Fabric alternative to batteries for wearable electronics, say scientists

Scientists have created a fabric alternative to batteries for wearable electronics. The researchers, from the University of Massachusetts at Amherst, have developed a method for making a charge-storing system. It is easy to integrate the system into clothing for “embroidering a charge-storing pattern onto any garment,” they say.

Lushuai Zhang, Wesley Viola, and Trisha L. Andrew wrote about their work in the journal ACS Applied Materials & Interfaces (citation below).

The main obstacle holding back the development of wearable biosensors is the lack of a long-lasting power supply that is lightweight. This is especially the case in the development of wearable electronics for health monitoring.

Team leader, Andrew, a materials chemist who directs the Wearable Electronics Lab at UMass Amherst, explains:

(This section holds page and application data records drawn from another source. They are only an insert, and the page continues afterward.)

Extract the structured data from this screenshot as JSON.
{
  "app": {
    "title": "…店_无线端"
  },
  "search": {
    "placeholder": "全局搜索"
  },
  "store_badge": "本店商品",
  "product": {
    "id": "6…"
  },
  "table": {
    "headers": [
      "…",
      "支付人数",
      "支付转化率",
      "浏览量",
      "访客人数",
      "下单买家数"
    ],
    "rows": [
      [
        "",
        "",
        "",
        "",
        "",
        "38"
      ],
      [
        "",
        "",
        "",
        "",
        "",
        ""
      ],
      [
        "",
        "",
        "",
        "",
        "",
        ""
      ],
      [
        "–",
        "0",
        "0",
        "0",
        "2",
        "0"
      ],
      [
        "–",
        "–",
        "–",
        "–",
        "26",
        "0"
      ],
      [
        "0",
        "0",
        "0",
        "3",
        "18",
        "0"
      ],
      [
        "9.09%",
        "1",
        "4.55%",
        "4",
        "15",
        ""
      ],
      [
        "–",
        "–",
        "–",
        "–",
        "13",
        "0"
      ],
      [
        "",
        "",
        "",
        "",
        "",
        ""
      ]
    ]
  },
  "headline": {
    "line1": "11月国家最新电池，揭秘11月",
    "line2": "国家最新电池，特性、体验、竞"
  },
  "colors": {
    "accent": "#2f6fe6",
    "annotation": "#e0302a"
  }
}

“Batteries or other kinds of charge storage are still the limiting components for most portable, wearable, ingestible or flexible technologies. The devices tend to be some combination of too large, too heavy and not flexible.”

Wearable electronics – high ability to store charge

The scientists’ new method uses a micro-supercapacitor and combines a polymer film with vapor-coated conductive threads. They also use a special sewing technique to create a mesh of aligned electrodes which they position on a textile backing.

The solid-state device they have created has a high ability to store electricity for its size. It also has other features that allow it to power wearable biosensors.

Researchers have made huge advances in miniaturizing different electronic circuit components. However, this has not been the case for charge-storing devices.

Wearable Electronics - T-shirt image
This charge-storing pattern has been embroidered into the T-shirt. (Image: umass.edu/newsoffice)

Sewing circuits onto self-powered smart garments

Andrew said:

“With this paper, we show that we can literally embroider a charge-storing pattern onto any garment using the vapor-coated threads that our lab makes. This opens the door for simply sewing circuits on self-powered smart garments.”

The researchers pointed out that supercapacitors are ideal candidates for wearable charge storage. Compared to batteries, they have inherently higher power densities.

However, the authors add:

“Incorporating electrochemically active materials with high electrical conductivities and rapid ion transport into textiles is challenging.”

The researchers showed that their vapor coating process created porous conducting polymer films on densely-twisted yarns. They can be easily swelled with electrolyte ions. They also maintain high charge storage capacity per unit length as compared with prior studies with extruded or dyed fibers.

Using vapor deposition – costs

High costs and technical difficulties have prevented most scientists from using vapor deposition, Andrew explains. However, more recent studies have shown that it is possible to scale up the technology, thus improving its cost-effectiveness.

The research team is currently working with other scientists at the UMass Amherst Institute for Applied Life Science’s Personalized Health Monitoring Center. They are working on incorporating the new, embroidered charge-storage arrays with low-power microsensors and e-textile sensors to build smart garments.

These smart garments will monitor people’s joint movements and gait throughout a normal day.

What are wearable electronics?

The term ‘wearable electronics’ refers to technology that we can wear. We also use the terms wearables, wearable devices, and wearable technology.

Cyrcadia Health’s iTBra, for example, is a wearable electronics item. It is effective at detecting breast cancer early. The Hex, which gives athletes real-time data on their muscles’ levels of oxygen, is also a ‘wearable.’

Citation

“High Energy Density, Super-Deformable, Garment-Integrated Microsupercapacitors for Powering Wearable Electronics,” Lushuai Zhang, Wesley Viola, and Trisha L. Andrew. ACS Applied Materials & Interfaces 2018, 10 (43), pp 36834–36840. DOI: 10.1021/acsami.8b08408.